Day 143: Have a say

0
236
speakers corner

A TIDY little square under the jacarandas in front of Parliament House is marked out as Speaker’s Corner, a place for Queenslanders to have their say.

The Queensland Parliament emblem is at its centre, and an accompanying plaque announces it is “a space devoted to encouraging Queenslanders to speak and engage in open and vigorous debate”.

speakers corner
It’s a pleasant spot under the trees at the Parliament House forecourt

Although it’s not quite in the free spirit of London’s Hyde Park in its heyday, the space would fit a couple of soapboxes.

It is hard to imagine, though, that George Orwell or Karl Marx, or any other speaker for that matter, would be excited about such a formal arrangement and being confined to a precise spot to exercise freedoms.

Unlike public spaces claimed for the purpose, it appears to represent controlled freedom – but it’s the thought that counts.

And it’s a nice spot in the George Street forecourt outside Parliament House at the entrance to the Queensland University of Technology Gardens Point campus.

Speakers’ Corner was opened in 2010, to mark the 150thanniversary of the Queensland Parliament.

speakers corner
Room for a few soapboxes.

There is also an attached message quoting Gilbert Eliott, the first speaker of the Legislative Assembly in the colony of Queensland, in his first speech on May 22, 1860:

“I would urge on honourable members mutual forbearance and self-control, and the necessity of not taking exception to words and expressions which might bear a very different interpretation to that which at the time they might be disposed to attach to them”.

This area in front of Parliament House has often been, and still is, the scene for protests and gatherings, so Speakers’ Corner was established to “acknowledge this history and encourage peaceful gatherings in that area”.

The only problem is that if you plan to hold a protest, it’s necessary to advise Queensland Police in advance and register it!

Complete a “Notice of Intention to hold a Public Assembly” form and deliver it to a police station or the nearest Magistrates Court giving at least five days’ notice. Not a lot of room for spontaneity.

speakers corner hyde park
Waving the red flag was accepted at Hyde Park speakers’ corner in 1979.

Oh dear, so it doesn’t really appear to be in the spirit of the accepted definition of a speakers’ corner as a place for “open-air public speaking, debate and discussion as a demonstration of freedom of speech”.

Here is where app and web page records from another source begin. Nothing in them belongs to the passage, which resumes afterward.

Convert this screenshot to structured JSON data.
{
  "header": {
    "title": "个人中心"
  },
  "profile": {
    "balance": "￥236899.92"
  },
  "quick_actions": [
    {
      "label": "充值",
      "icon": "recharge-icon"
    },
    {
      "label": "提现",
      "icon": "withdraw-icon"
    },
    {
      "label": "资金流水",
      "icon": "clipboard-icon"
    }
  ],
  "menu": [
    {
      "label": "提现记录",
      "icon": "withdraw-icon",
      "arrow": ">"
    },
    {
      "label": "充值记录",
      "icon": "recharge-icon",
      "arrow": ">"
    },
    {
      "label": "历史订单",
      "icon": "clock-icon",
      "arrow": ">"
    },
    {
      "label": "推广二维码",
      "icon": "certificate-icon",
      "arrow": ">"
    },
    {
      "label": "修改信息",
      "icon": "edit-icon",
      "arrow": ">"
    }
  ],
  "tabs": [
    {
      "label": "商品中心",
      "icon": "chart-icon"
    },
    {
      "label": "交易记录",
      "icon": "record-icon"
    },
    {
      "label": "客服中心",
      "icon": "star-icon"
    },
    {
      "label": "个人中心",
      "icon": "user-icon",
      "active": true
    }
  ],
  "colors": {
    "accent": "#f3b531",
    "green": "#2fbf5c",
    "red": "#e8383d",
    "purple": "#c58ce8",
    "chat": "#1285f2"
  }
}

Neither does it encourage anyone to turn up unannounced and talk on almost any subject at the risk of being heckled by others who turn up just for that purpose.

From 1962 until the mid-1970s, Centenary Place was the local equivalent of the northeast corner of London’s Hyde Park, where those with a point to make turned up with their soapbox to spruik their cause each Sunday.

Hundreds of people turned up there to hear speakers holding forth on all manner of issues. Aboriginal rights was a hot topic during this period.

speakers corner hyde park
Anyone could come and spruik their message at Hyde Park corner in the 1970s, but not so in Brisbane.

That came to a halt in the mid-’70s, a time when the Bjelke-Petersen government was not at all keen on people power and free speech.

Finally, in 1990, Brisbane City Council officially made space available for the purpose at King George Square.

But now it’s all official.

Have your say outside Parliament House at Brisbane’s Speaker’s Corner.